Their framing has found fertile ground among parents worried for their children, even as they suffocate their happiness, and politicians who would seek to exploit those fears. According to the rules of this new moral panic: Teenagers must be protected from books, websites and any other place or resource that might let them know they aren’t alone in feeling out of sync with their assigned gender; doctors must be blocked from speaking with minors about what they can do about those feelings, even when a parent is sitting next to them throughout the process;  and parents who do the right thing and try to get help for their children must be investigated for abuse.

There is no “ideology” that is under debate here, beyond whether all people are worthy of respect and equal protection under the law.

This is the environment in which governors in Utah, South Dakota, Alabama, Arizona, Arkansas and Tennessee have banned gender-affirming care for minors. It is the environment that has led to 18 state passing laws that ban trans students from playing school sports on the teams that align with their gender identities.

The environment is so toxic that the simple act of wearing fabulous makeup and reading a book to a child has been mischaracterized as a nefarious recruitment drive. Tennessee Gov. Bill Lee last week signed into law a bill that categorizes “male or female impersonators” as “adult cabaret entertainment” and bars their appearance on public property or anywhere they can be seen by minors.

Now that miasma of sanctimonious discrimination has wafted its way into the U.S. House. Later this week, the Committee on Education and the Workforce will mark-up H.R. 734, the supposed “Protection of Women and Girls in Sports Act of 2023.” It is a short bill, one that would sanction any recipient of federal education funding that “operates, sponsors, or facilitates athletic programs or activities to permit a person whose sex is male to participate in an athletic program or activity that is designated for women or girls.”

H.R. 734 may win over a majority of the Republican-controlled committee. It may even be voted on and approved by the full House. It will not become law, not with Democrats controlling the Senate and White House. But it is a marker placed down that this issue will not go away.

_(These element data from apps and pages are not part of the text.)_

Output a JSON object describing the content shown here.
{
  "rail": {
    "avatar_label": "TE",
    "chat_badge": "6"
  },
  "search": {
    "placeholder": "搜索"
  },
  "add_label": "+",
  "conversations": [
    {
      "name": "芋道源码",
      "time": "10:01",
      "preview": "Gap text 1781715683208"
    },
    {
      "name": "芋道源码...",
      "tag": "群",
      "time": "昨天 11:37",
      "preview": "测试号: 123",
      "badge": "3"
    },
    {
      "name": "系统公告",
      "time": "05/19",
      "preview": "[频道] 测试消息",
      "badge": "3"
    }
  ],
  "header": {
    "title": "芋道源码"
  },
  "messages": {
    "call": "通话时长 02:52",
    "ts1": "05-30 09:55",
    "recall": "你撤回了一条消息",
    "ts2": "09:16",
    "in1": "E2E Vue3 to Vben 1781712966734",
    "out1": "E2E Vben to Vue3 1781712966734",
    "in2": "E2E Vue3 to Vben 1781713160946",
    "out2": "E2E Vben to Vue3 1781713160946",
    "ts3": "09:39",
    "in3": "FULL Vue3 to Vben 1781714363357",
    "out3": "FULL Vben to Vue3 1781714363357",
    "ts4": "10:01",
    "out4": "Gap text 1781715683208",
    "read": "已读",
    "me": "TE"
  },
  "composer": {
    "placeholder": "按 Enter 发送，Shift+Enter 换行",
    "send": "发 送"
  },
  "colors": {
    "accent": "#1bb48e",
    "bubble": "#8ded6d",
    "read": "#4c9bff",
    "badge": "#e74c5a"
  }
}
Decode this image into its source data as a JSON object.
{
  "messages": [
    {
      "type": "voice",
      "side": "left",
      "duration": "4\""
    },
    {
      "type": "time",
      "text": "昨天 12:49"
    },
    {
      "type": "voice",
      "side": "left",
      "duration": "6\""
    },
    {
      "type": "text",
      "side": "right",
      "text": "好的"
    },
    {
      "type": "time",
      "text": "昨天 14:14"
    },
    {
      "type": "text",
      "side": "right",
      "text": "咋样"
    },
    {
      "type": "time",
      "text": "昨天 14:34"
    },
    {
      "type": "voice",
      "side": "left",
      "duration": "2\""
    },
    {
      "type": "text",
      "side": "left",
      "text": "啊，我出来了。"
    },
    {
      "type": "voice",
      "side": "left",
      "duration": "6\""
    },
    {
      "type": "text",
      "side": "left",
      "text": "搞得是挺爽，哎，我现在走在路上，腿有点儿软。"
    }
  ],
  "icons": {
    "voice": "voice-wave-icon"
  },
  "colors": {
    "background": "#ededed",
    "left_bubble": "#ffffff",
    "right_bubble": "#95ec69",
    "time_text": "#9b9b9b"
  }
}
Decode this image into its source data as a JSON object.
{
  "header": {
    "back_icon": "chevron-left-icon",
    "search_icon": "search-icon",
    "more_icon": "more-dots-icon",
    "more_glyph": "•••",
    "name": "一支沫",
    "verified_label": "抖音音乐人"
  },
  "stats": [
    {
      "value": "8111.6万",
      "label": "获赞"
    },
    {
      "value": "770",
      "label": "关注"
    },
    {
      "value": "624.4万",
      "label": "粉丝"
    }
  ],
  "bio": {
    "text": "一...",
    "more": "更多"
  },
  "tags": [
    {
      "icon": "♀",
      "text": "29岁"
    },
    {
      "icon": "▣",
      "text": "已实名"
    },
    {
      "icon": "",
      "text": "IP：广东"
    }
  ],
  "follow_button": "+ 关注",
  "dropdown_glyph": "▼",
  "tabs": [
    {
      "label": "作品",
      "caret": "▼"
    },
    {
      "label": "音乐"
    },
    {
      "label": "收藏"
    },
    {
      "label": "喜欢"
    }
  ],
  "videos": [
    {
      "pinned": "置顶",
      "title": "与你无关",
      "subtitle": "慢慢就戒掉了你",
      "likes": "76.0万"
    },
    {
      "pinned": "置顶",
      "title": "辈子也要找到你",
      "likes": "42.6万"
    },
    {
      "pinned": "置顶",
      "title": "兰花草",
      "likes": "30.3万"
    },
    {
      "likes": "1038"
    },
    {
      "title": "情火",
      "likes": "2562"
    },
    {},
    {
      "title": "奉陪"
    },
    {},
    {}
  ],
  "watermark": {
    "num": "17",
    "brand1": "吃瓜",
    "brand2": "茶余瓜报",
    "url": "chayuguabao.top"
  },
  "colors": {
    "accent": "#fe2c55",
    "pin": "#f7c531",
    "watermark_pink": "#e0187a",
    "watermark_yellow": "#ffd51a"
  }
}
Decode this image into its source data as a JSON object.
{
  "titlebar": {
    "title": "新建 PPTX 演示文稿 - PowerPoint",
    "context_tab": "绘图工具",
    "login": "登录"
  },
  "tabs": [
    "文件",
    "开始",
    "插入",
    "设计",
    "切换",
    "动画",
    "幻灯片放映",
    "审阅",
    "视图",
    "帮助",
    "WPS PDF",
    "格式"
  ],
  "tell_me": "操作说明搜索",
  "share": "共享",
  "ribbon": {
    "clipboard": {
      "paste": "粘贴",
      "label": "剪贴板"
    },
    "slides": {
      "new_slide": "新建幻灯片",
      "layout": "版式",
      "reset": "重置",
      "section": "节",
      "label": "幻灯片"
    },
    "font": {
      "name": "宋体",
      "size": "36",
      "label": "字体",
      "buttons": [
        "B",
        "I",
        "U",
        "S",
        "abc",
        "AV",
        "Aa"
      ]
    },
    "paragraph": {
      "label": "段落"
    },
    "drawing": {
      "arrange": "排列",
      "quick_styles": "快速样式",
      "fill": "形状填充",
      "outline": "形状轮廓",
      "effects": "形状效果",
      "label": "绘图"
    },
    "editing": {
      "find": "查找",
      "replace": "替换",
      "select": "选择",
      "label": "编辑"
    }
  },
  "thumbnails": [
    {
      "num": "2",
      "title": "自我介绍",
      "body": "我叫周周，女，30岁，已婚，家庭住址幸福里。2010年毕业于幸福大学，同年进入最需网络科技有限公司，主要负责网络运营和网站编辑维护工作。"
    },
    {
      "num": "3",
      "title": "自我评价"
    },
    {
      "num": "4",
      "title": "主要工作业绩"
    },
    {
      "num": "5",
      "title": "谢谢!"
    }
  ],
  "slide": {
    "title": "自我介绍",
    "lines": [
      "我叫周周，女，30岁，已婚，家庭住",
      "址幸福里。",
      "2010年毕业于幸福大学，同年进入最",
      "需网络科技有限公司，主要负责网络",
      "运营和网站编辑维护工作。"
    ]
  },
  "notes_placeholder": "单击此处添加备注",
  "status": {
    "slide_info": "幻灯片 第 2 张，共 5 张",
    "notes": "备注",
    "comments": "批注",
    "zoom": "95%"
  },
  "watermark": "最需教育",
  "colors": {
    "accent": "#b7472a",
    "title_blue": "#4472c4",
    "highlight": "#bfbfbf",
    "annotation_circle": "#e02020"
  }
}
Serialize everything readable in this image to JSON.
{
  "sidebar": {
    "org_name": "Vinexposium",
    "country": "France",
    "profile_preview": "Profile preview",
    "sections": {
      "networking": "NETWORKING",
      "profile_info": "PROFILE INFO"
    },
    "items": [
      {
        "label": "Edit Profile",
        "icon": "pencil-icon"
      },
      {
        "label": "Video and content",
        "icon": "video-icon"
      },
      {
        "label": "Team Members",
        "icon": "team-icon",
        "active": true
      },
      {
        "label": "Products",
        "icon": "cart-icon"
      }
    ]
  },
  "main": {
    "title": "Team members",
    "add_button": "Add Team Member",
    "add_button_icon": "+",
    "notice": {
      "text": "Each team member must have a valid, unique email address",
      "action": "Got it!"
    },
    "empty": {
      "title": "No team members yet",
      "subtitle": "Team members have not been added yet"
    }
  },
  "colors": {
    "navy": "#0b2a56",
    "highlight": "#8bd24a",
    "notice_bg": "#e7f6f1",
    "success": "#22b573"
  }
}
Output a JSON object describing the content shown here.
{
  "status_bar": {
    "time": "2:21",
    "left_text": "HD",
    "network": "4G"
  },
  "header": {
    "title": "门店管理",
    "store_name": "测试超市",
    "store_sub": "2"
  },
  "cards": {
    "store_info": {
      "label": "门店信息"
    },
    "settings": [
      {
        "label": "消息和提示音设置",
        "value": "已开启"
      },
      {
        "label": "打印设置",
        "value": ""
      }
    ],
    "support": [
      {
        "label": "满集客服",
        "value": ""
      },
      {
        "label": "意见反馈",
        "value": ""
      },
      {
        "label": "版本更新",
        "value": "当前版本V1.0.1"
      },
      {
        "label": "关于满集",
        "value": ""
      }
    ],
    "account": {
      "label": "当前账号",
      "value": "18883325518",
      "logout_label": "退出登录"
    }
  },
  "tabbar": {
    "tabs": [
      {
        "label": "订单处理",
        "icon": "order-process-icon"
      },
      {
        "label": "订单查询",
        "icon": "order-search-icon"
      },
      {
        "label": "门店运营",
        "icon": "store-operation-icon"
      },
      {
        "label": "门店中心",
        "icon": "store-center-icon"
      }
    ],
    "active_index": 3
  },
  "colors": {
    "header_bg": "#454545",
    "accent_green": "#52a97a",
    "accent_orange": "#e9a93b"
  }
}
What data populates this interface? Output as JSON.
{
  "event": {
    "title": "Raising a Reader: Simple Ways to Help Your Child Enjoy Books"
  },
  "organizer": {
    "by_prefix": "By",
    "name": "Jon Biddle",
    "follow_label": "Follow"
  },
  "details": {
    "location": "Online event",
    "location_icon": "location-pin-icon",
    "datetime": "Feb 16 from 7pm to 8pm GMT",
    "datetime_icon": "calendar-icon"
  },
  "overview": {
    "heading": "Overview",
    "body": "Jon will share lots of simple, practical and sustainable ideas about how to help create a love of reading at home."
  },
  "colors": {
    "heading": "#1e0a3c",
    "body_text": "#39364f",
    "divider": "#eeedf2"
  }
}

Proponents of these bills sometimes insist that they are narrow in scope and wide-reaching in their positive impact. Tell that to a drag queen walking to a gig in Nashville who may be stopped and fined under Tennessee’s new law. Tell that to the teacher fearful for their job should they call a teen by the correct pronouns. Tell that to the student being shunned for wanting to play baseball instead of softball. Tell that to the teenager forced to live with gender dysphoria even as the wrongness they feel inside eats away at them.

And tell that to the legislators who are already moving to the next phase of the anti-trans project. Lawmakers in at least five states have introduced bills that would limit, restrict or outright ban transition-related care for adults. Tennessee is debating a bill that would block any public funding from going toward insurance companies that cover such care. The Oklahoma House approved a bill last month that would prohibit insurance companies from covering any aspect of gender-affirming care, no matter how old the person.

Knowles’ CPAC speech made it crystal clear that the fight against trans rights has never been about protecting children or protecting women who play sports. It’s about no longer being “forced” to see transgender people living full and happy lives. The goal is legislating transgender people out of the public sphere, and there’s a fierce competition among Republicans to see who can best deliver on that goal.

The gap between the vanguard at CPAC and Republican lawmakers pushing anti-trans bills is shrinking. What were fringe issues are now front and center in the Republican Party. The number of bills that target trans people’s very existence is bound to increase as long as the Republicans who write them keep winning applause. It doesn’t matter few will likely become law. The ones that do will become a new baseline for those that come after to weave the hatred of trans people deeper and deeper into the fabric of American society.